[[ Given records, beginning ]]

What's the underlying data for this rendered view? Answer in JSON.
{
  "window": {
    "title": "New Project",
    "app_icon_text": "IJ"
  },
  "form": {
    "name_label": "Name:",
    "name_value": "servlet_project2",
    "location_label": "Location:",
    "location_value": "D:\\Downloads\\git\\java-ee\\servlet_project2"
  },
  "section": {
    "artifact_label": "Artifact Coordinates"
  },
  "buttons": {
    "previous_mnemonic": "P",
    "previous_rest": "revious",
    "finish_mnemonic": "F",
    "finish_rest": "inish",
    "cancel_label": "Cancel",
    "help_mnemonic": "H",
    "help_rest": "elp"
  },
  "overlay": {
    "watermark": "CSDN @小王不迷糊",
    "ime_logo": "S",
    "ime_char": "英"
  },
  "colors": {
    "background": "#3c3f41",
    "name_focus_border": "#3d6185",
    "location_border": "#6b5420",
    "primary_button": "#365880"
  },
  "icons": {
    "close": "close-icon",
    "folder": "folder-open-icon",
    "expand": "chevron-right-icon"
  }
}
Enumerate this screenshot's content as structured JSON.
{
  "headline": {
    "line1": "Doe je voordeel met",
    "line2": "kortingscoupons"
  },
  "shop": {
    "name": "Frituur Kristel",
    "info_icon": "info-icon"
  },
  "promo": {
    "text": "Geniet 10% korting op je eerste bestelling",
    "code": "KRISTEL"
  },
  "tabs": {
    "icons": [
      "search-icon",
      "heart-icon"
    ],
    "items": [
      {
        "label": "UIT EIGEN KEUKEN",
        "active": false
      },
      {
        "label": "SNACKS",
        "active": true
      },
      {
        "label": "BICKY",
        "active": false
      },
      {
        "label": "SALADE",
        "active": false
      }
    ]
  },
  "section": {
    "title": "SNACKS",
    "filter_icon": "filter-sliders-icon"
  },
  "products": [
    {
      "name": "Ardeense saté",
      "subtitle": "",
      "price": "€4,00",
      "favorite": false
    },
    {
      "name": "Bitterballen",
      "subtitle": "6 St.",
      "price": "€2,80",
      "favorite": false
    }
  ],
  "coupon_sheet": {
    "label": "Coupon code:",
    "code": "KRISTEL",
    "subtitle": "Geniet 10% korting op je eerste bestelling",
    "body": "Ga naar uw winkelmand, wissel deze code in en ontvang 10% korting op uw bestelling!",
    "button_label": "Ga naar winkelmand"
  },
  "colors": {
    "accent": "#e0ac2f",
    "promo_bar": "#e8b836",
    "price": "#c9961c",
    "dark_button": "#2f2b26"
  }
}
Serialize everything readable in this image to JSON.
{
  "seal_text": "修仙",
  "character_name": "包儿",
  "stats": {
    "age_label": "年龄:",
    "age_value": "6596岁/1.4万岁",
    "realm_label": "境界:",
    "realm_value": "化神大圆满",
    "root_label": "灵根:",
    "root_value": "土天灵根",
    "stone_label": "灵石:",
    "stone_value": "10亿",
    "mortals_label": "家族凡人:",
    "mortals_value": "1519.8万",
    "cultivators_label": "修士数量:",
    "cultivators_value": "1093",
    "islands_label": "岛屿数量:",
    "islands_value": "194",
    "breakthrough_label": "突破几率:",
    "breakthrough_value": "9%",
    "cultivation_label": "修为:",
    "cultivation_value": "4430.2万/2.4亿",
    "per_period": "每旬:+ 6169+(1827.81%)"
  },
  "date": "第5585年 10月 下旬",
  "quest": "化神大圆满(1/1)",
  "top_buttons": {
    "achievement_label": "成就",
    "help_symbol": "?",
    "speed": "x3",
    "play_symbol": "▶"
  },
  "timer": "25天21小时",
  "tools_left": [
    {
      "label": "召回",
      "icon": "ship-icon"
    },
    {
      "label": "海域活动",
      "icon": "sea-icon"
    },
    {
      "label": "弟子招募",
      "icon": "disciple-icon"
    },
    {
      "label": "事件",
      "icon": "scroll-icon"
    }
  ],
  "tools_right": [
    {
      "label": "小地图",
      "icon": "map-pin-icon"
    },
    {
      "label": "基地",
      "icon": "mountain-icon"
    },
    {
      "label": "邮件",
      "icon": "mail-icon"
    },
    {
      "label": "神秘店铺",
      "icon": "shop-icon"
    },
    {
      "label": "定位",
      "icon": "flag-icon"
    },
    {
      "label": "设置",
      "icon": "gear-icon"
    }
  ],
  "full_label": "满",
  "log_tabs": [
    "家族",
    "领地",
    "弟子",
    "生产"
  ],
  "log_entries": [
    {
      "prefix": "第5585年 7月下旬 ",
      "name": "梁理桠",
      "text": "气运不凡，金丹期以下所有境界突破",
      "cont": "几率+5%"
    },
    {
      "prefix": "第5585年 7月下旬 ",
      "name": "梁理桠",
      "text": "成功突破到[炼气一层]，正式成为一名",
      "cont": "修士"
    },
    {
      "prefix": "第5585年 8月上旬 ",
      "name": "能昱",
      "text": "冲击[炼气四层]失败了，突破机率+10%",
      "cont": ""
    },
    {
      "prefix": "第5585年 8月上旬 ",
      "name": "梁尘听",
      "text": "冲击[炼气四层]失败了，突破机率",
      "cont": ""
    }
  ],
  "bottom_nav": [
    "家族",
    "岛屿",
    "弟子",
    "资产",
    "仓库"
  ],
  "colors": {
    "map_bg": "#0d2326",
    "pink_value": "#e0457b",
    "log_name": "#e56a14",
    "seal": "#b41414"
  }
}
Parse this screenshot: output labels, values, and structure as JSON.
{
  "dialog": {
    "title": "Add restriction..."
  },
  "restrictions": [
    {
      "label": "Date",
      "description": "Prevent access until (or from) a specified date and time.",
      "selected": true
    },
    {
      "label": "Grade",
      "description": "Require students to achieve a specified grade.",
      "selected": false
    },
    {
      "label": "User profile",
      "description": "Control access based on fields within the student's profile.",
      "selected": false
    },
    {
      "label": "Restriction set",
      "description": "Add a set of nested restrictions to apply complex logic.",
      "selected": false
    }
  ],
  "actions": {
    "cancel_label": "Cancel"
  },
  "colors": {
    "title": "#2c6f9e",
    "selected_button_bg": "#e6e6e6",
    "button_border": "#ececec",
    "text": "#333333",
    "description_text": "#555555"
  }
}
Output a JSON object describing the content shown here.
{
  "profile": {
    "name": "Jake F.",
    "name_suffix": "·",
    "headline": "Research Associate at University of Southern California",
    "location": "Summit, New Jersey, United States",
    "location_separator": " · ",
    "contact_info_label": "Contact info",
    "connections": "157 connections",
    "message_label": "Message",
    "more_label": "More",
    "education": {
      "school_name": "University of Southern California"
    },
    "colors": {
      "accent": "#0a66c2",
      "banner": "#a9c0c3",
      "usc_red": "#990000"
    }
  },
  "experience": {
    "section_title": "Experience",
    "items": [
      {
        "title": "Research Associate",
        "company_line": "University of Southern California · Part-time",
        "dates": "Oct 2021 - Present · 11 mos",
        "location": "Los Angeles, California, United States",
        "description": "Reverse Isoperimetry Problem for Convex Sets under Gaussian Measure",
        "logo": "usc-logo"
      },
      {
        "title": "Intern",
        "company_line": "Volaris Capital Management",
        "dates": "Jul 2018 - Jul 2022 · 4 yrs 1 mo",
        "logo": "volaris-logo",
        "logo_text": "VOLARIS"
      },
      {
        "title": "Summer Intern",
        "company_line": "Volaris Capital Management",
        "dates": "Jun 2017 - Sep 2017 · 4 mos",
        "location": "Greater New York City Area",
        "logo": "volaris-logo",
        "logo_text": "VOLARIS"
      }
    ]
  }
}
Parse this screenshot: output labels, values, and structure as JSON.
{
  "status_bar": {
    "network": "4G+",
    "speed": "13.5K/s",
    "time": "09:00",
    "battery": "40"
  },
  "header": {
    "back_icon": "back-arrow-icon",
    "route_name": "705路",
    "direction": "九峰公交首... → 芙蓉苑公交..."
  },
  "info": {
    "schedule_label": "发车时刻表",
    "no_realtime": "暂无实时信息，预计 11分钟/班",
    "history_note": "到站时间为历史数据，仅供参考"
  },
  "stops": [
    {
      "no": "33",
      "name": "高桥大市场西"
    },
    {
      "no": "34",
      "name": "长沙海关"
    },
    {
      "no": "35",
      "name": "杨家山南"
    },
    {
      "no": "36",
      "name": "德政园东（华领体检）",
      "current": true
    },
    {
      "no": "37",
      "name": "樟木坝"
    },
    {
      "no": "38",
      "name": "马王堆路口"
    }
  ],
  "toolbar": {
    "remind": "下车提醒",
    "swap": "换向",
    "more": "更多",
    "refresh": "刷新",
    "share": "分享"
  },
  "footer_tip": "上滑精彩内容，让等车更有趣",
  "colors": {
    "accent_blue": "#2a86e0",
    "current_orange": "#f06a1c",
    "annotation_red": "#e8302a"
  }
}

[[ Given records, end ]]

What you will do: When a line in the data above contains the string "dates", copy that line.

Expected output:
        "dates": "Oct 2021 - Present · 11 mos",
        "dates": "Jul 2018 - Jul 2022 · 4 yrs 1 mo",
        "dates": "Jun 2017 - Sep 2017 · 4 mos",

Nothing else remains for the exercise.